The Italian Carroll Gardens community in South Brooklyn is one of the few left in New York that holds onto its past, begrudgingly, and perhaps fleetingly, against the vicious eraser of chain stores, extreme wealth, and sameness that has come to define swaths of this city. What the community has lost in terms of businesses and population it has guarded in tradition. This past Sunday was a sacred one in the neighborhood, as the Feast of Our Lady of Sorrows took place for the 63rd consecutive year.
The Feast is organized by the Molesi community in Carroll Gardens. People from Mola di Bari, a tiny fishing village of 2,500 people on the Adriatic Sea in Southern Italy, began slowly arriving in the neighborhood in the 1930s, but thousands came after World War II once fishing jobs dried up in their hometown. There was already an established Italian community going back to the late 1800s, although mostly Sicilian and Neapolitan. By the mid-1960s there were more emigres from Mola di Bari in Carroll Gardens than in the Italian village. In 1960, 14 teenagers opened the Van Westerhout Cittadini Molesi Social Club on the corner of Court Street and Fourth Place; its doors are still open, that is if you are Molesi.
In search of prosperity here, the arrivals from Mola brought with them the Feast of Our Lady of Sorrows.

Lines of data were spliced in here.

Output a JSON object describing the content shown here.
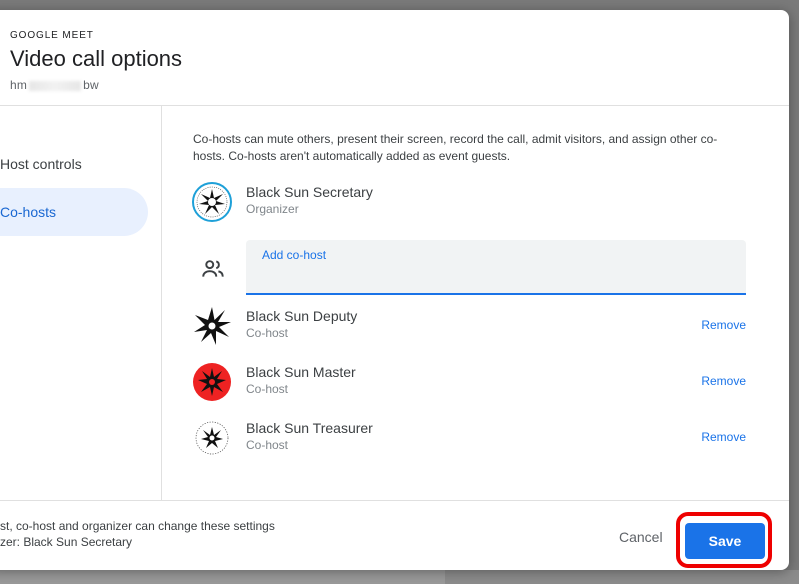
{
  "header": {
    "app_label": "GOOGLE MEET",
    "title": "Video call options",
    "code_start": "hm",
    "code_end": "bw"
  },
  "nav": {
    "items": [
      {
        "label": "Host controls"
      },
      {
        "label": "Co-hosts"
      }
    ]
  },
  "cohosts": {
    "description": "Co-hosts can mute others, present their screen, record the call, admit visitors, and assign other co-hosts. Co-hosts aren't automatically added as event guests.",
    "add_label": "Add co-host",
    "remove_label": "Remove",
    "people": [
      {
        "name": "Black Sun Secretary",
        "role": "Organizer"
      },
      {
        "name": "Black Sun Deputy",
        "role": "Co-host"
      },
      {
        "name": "Black Sun Master",
        "role": "Co-host"
      },
      {
        "name": "Black Sun Treasurer",
        "role": "Co-host"
      }
    ]
  },
  "footer": {
    "line1": "st, co-host and organizer can change these settings",
    "line2": "zer: Black Sun Secretary",
    "cancel": "Cancel",
    "save": "Save"
  },
  "colors": {
    "accent": "#1a73e8",
    "highlight": "#e00000"
  }
}
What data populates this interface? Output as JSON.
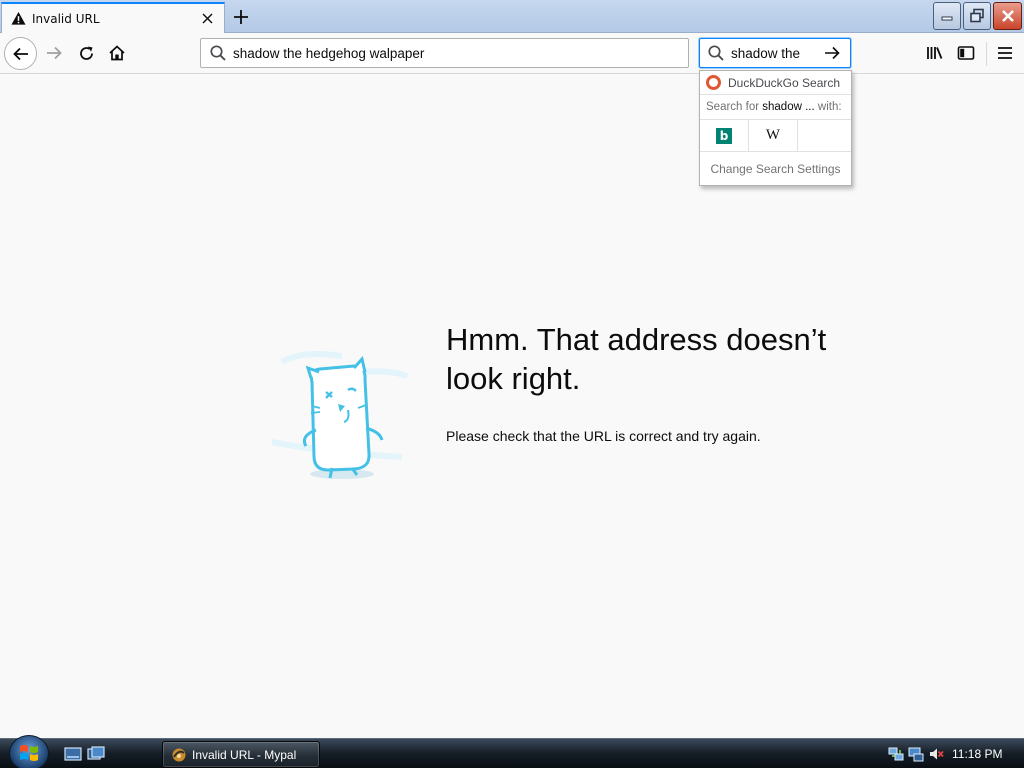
{
  "browser": {
    "tab": {
      "title": "Invalid URL",
      "icon": "warning-icon"
    },
    "url_bar": {
      "value": "shadow the hedgehog walpaper"
    },
    "search_bar": {
      "value": "shadow the"
    }
  },
  "search_popup": {
    "engine_label": "DuckDuckGo Search",
    "search_for_prefix": "Search for",
    "search_for_term": "shadow ...",
    "search_for_suffix": "with:",
    "alt_engines": [
      "bing-icon",
      "wikipedia-icon"
    ],
    "wiki_glyph": "W",
    "bing_glyph": "b",
    "settings_label": "Change Search Settings"
  },
  "error_page": {
    "title": "Hmm. That address doesn’t look right.",
    "message": "Please check that the URL is correct and try again."
  },
  "taskbar": {
    "window_button": "Invalid URL - Mypal",
    "clock": "11:18 PM"
  },
  "colors": {
    "accent": "#0a84ff",
    "page_background": "#f9f9fa",
    "illustration": "#45c0e6"
  }
}
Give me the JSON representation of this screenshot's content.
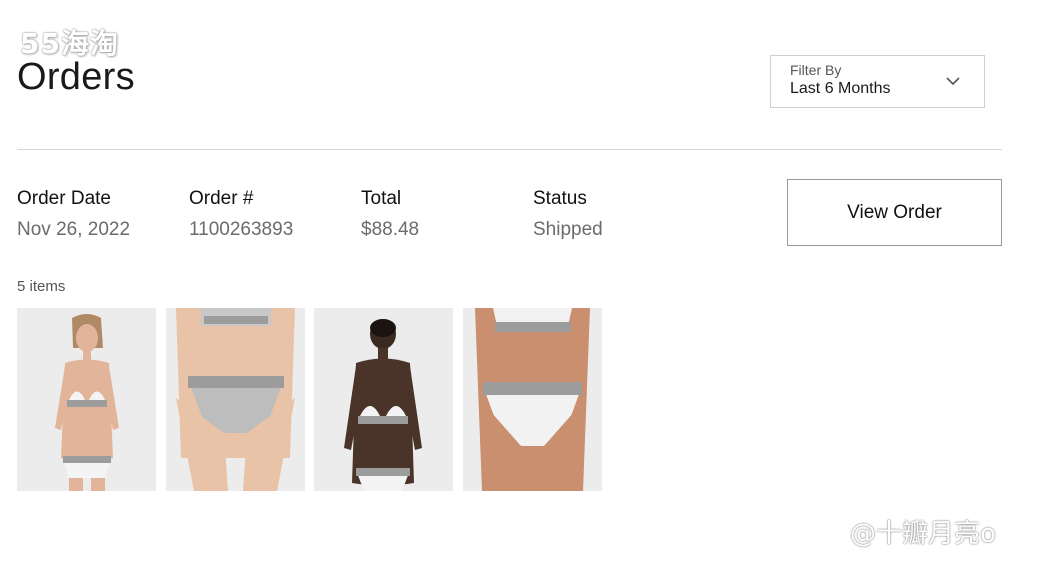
{
  "watermark_top": "55海淘",
  "watermark_bottom": "@十瓣月亮o",
  "page": {
    "title": "Orders"
  },
  "filter": {
    "label": "Filter By",
    "value": "Last 6 Months",
    "icon": "chevron-down-icon"
  },
  "order": {
    "columns": [
      {
        "label": "Order Date",
        "value": "Nov 26, 2022"
      },
      {
        "label": "Order #",
        "value": "1100263893"
      },
      {
        "label": "Total",
        "value": "$88.48"
      },
      {
        "label": "Status",
        "value": "Shipped"
      }
    ],
    "view_button": "View Order",
    "items_count": "5 items"
  },
  "colors": {
    "text": "#111111",
    "muted": "#6b6b6b",
    "border": "#cfcfcf",
    "divider": "#d6d6d6",
    "band": "#9c9c9c"
  }
}
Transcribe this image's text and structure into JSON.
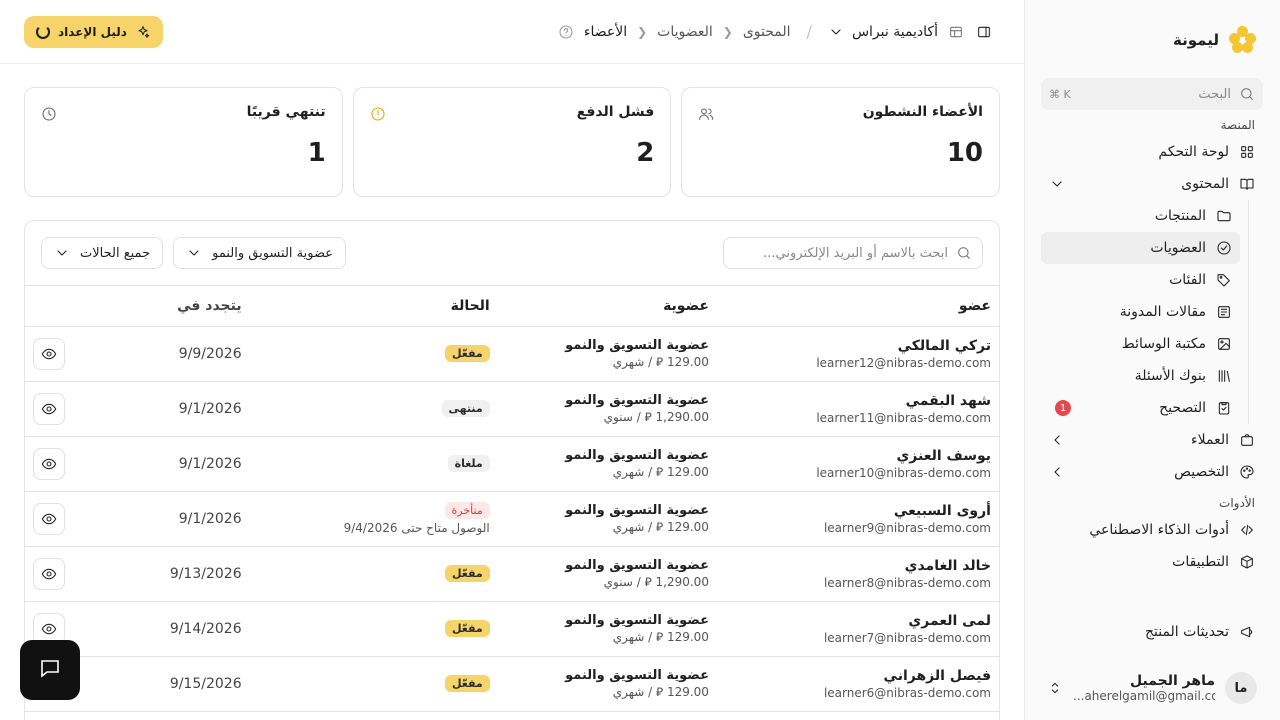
{
  "brand": {
    "name": "ليمونة",
    "logo_color": "#f5c631"
  },
  "search": {
    "placeholder": "البحث",
    "shortcut": "⌘ K"
  },
  "nav": {
    "platform_label": "المنصة",
    "dashboard": "لوحة التحكم",
    "content": "المحتوى",
    "sub": {
      "products": "المنتجات",
      "memberships": "العضويات",
      "categories": "الفئات",
      "blog": "مقالات المدونة",
      "media": "مكتبة الوسائط",
      "question_banks": "بنوك الأسئلة",
      "grading": "التصحيح",
      "grading_badge": "1"
    },
    "customers": "العملاء",
    "customization": "التخصيص",
    "tools_label": "الأدوات",
    "ai_tools": "أدوات الذكاء الاصطناعي",
    "apps": "التطبيقات",
    "product_updates": "تحديثات المنتج"
  },
  "user": {
    "initials": "ما",
    "name": "ماهر الجميل",
    "email": "...aherelgamil@gmail.com"
  },
  "topbar": {
    "org": "أكاديمية نبراس",
    "crumbs": [
      "المحتوى",
      "العضويات",
      "الأعضاء"
    ],
    "guide_button": "دليل الإعداد",
    "accent": "#f6d46a"
  },
  "stats": [
    {
      "title": "الأعضاء النشطون",
      "value": "10",
      "icon": "users-icon"
    },
    {
      "title": "فشل الدفع",
      "value": "2",
      "icon": "alert-icon"
    },
    {
      "title": "تنتهي قريبًا",
      "value": "1",
      "icon": "clock-icon"
    }
  ],
  "table": {
    "search_placeholder": "ابحث بالاسم أو البريد الإلكتروني...",
    "filter_plan": "عضوية التسويق والنمو",
    "filter_status": "جميع الحالات",
    "headers": {
      "member": "عضو",
      "plan": "عضوية",
      "status": "الحالة",
      "renews": "يتجدد في"
    },
    "rows": [
      {
        "name": "تركي المالكي",
        "email": "learner12@nibras-demo.com",
        "plan": "عضوية التسويق والنمو",
        "price": "129.00 ⃁ / شهري",
        "status": "مفعّل",
        "status_type": "active",
        "note": "",
        "renews": "9/9/2026"
      },
      {
        "name": "شهد البقمي",
        "email": "learner11@nibras-demo.com",
        "plan": "عضوية التسويق والنمو",
        "price": "1,290.00 ⃁ / سنوي",
        "status": "منتهى",
        "status_type": "neutral",
        "note": "",
        "renews": "9/1/2026"
      },
      {
        "name": "يوسف العنزي",
        "email": "learner10@nibras-demo.com",
        "plan": "عضوية التسويق والنمو",
        "price": "129.00 ⃁ / شهري",
        "status": "ملغاة",
        "status_type": "neutral",
        "note": "",
        "renews": "9/1/2026"
      },
      {
        "name": "أروى السبيعي",
        "email": "learner9@nibras-demo.com",
        "plan": "عضوية التسويق والنمو",
        "price": "129.00 ⃁ / شهري",
        "status": "متأخرة",
        "status_type": "late",
        "note": "الوصول متاح حتى 9/4/2026",
        "renews": "9/1/2026"
      },
      {
        "name": "خالد الغامدي",
        "email": "learner8@nibras-demo.com",
        "plan": "عضوية التسويق والنمو",
        "price": "1,290.00 ⃁ / سنوي",
        "status": "مفعّل",
        "status_type": "active",
        "note": "",
        "renews": "9/13/2026"
      },
      {
        "name": "لمى العمري",
        "email": "learner7@nibras-demo.com",
        "plan": "عضوية التسويق والنمو",
        "price": "129.00 ⃁ / شهري",
        "status": "مفعّل",
        "status_type": "active",
        "note": "",
        "renews": "9/14/2026"
      },
      {
        "name": "فيصل الزهراني",
        "email": "learner6@nibras-demo.com",
        "plan": "عضوية التسويق والنمو",
        "price": "129.00 ⃁ / شهري",
        "status": "مفعّل",
        "status_type": "active",
        "note": "",
        "renews": "9/15/2026"
      }
    ]
  }
}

As Lisa M. Collins of the South Brooklyn Post recently wrote in a must-read feature about the community:
[W]hen the people of Mola di Bari came to Carroll Gardens, they brought with them a sacred tradition from their hometown. In 1948, an exact replica of the town idol, which stands in the town square, the Maria Santissima Addolorata, named ‘Our Lady of Sorrows,’ and wearing an elaborate medieval dress, was brought over on the boat.
For the past 62 years, twice a year, the Italian Carroll Gardens community, lead by the local Molesi leaders, gather at Sacred Hearts-St. Stephens Roman Catholic Church at Summit and Hicks streets. Men carry the statue of the sorrowful Maria on their shoulders in an hours-long procession throughout Carroll Gardens that includes singing, traditional clothing, incense, and stopping every once in a while to play instruments and sing. The Mary is in mourning over the death of Jesus, and is symbolic of the suffering parents feel when a child dies.
I arrived at the church shortly before 3 on Sunday, as hundreds of old men and women dressed in dark suits prepared to lead the Maria statue out of the church. The Feast is always the second Sunday of September; Good Friday is the other day of the year the statue is taken out. As many Molesi who lived in Carroll Gardens have scattered to Bensonhurst, Staten Island, and elsewhere, it had the feel of a reunion. Cheap firecrackers gave the signal to march, and a ragtag band kept up the rear of the procession. It seemed pulled from a Fellini film.
I followed the band as we set out on Hicks Street. The streets were blocked off for the procession. A thick nostalgia enveloped me like fog, and I grew emotional thinking about the continuity of the tradition. We stopped at the police station and later Scotto Funeral Home. I spoke to one old woman who has lived her whole life on Tompkins Place in Carroll Gardens, and has never missed a feast. She gave me rosary beads. I departed around 5, but the procession still had two hours to go before it returned to the church for a fireworks display and then Mass in Italian.
Here are some photos: